Check that out! We brought five items: spiced carrot jam, cranberry-ginger chutney, low bush blueberry jam, kimchi, and frozen pie crusts. We brought back…all this loot! The pile includes homemade caramels, an aloe plant, applesauce, hot sauce, three pints of tomatillos (who still has fresh tomatillos this time of year? wizards?), fresh eggs, and frozen pumpkin puree. We also brought back some of the stuff we brought to swap, which is great, because I wanted some of those pie crusts for my own freezer! In fact, we’ve got a chicken pot pie in the oven right now…

Some of this loot will stock our own pantry, and some of it I got to give as presents to friends and family. In addition to bringing home all this amazing food, we got to see some old friends, meet one of our new city councilors, and chat with some amazing gardeners and home preservers.The Potluck

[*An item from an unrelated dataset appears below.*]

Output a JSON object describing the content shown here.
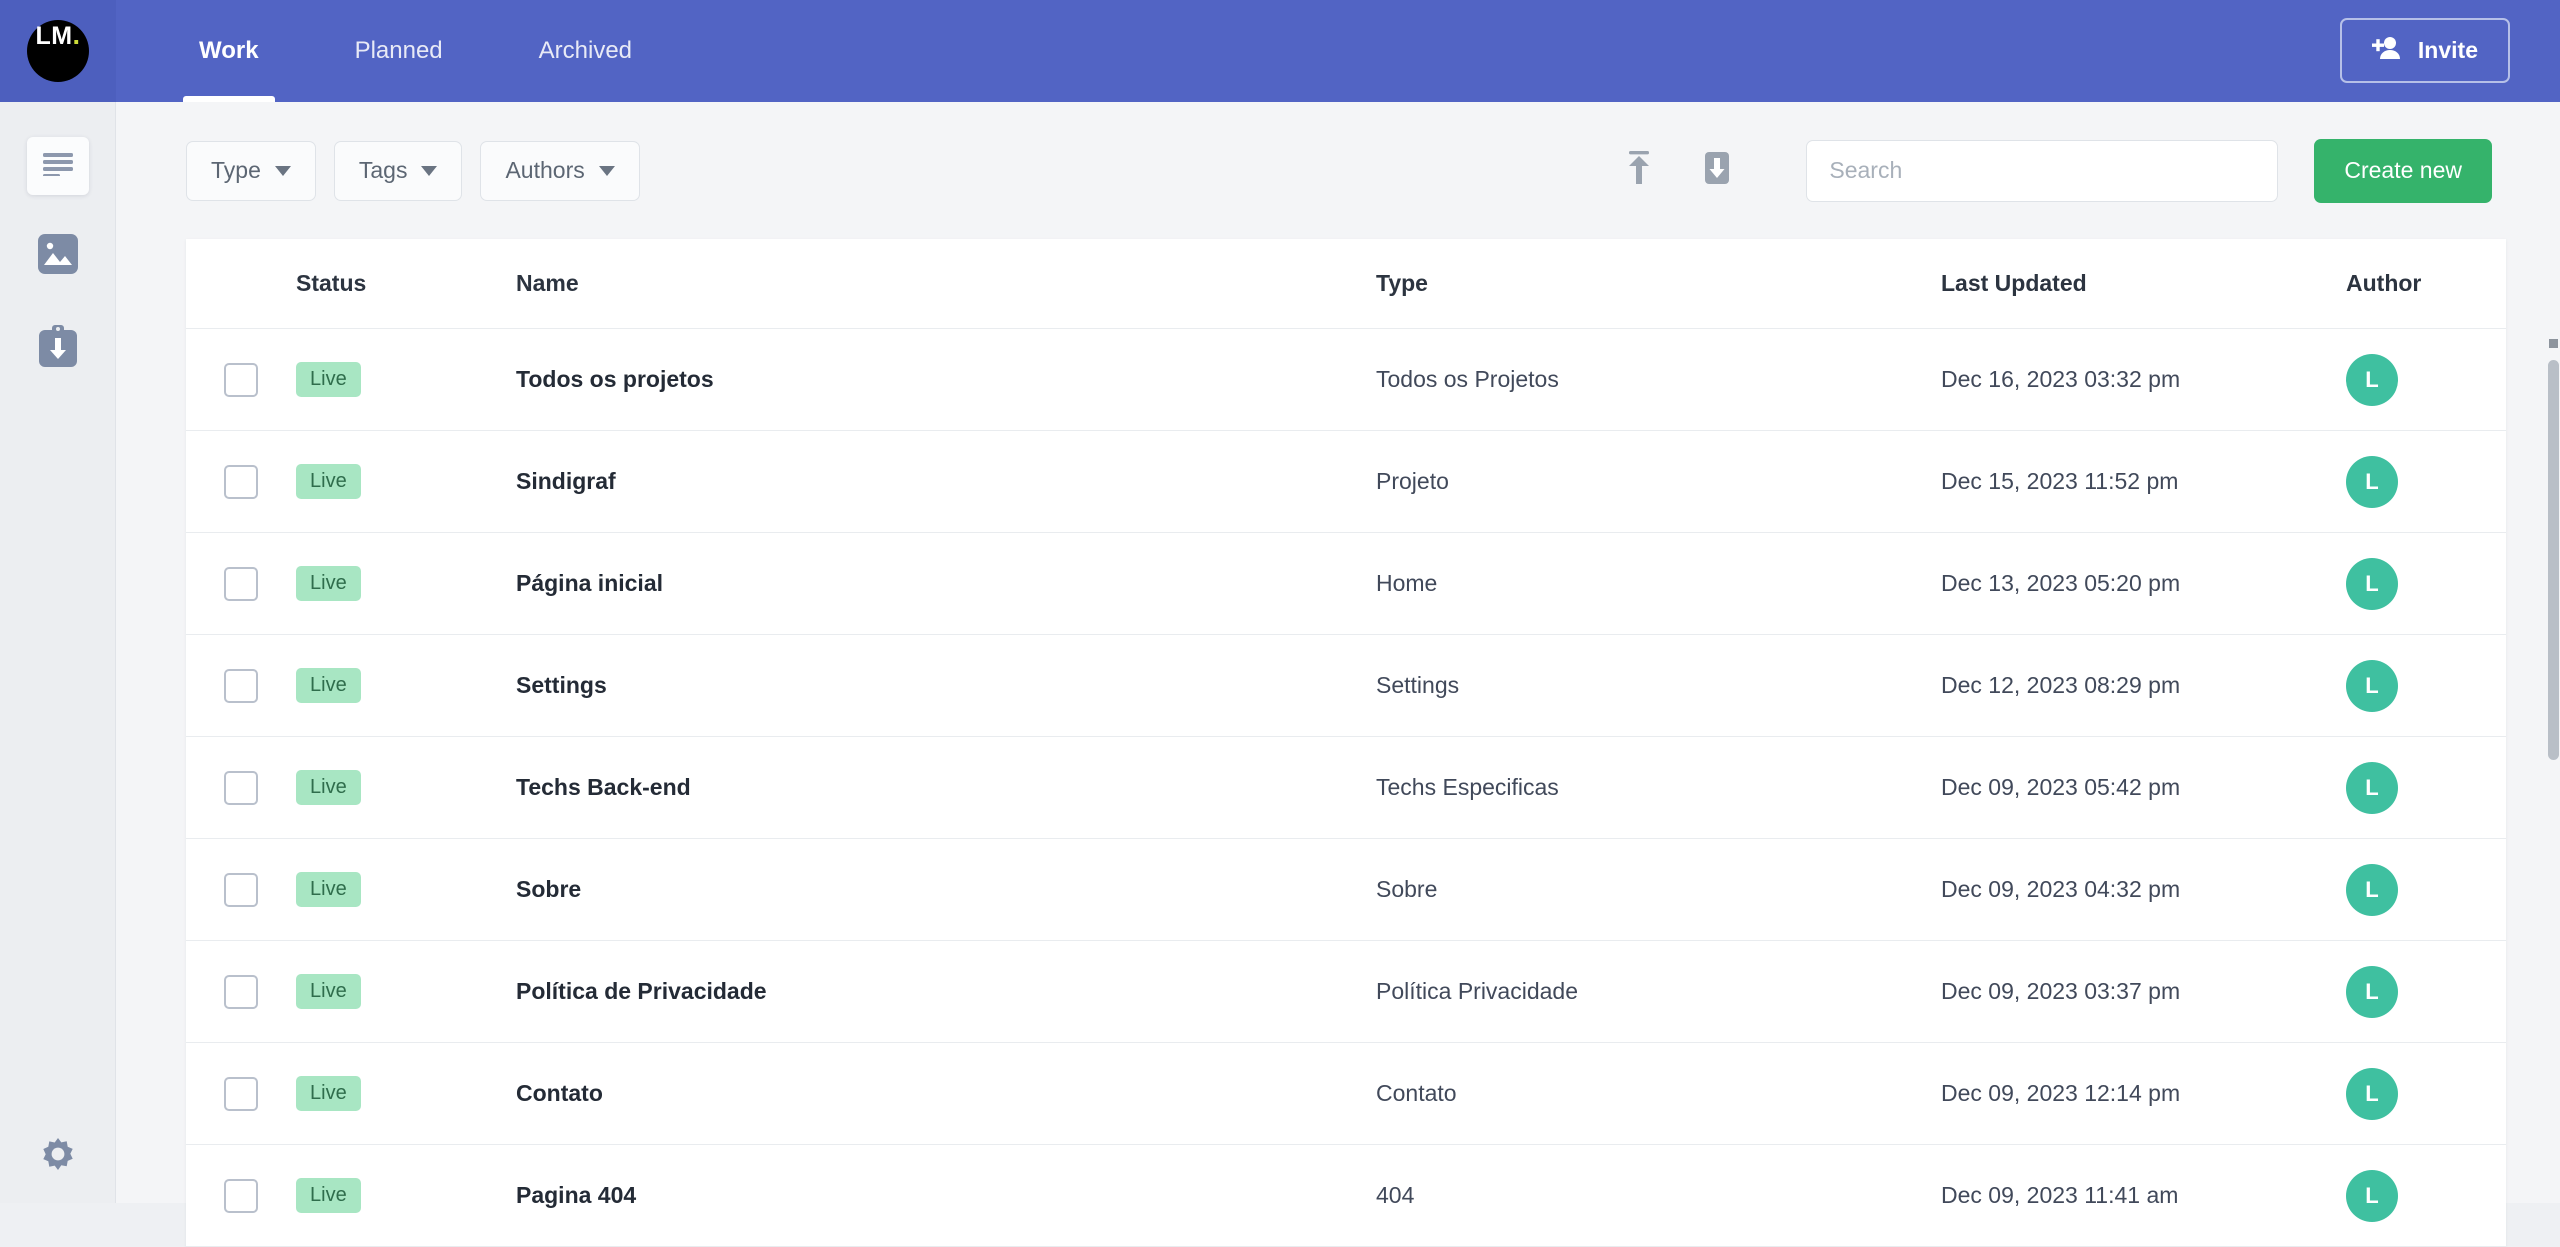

potluck pies

Recently, we were invited to a potluck that has been held every Monday night, without exception, for over 400 consecutive Mondays. If no one will be home on a particular Monday, the hosts go so far as to leave food on the stove and a note on the door, welcoming anyone who drops by to let themselves in and feast. We had a great time at the potluck, and felt so welcome even though we only knew one or two of the over a dozen people in attendance. There was a birthday cake for a toddler. We played music by the wood stove. We discovered one is never more than one or two degrees of separation away from a common friend in this tight-knit community.

Inspired by this potluck, we decided to try holding a similar weekly event at our home a few towns over. We live in a community that can feel a little isolated from the more happening towns nearby, which makes those of us who live here form a very unique sense of camaraderie. But, it can be kind of sleepy round here. We need more places and excuses to get together.

We have had a few weekly potlucks now, and it’s been a wonderful experience. And talk about abundance! Guests have brought oysters, fancy chocolate, amazing wine, and homemade tiramisu to share. When each person brings one lovely dish, you have a first class feast on your hands.

At last week’s potluck, some guests who are a generation older than us were reminiscing about the potlucks they used to have in their neighborhood when their children were small; a rotating affair several nights a week that took the burden of cooking a big meal off of the entire neighborhood, freeing them all up to do other things.

We all decided that it’s high time for a revival of potluck culture.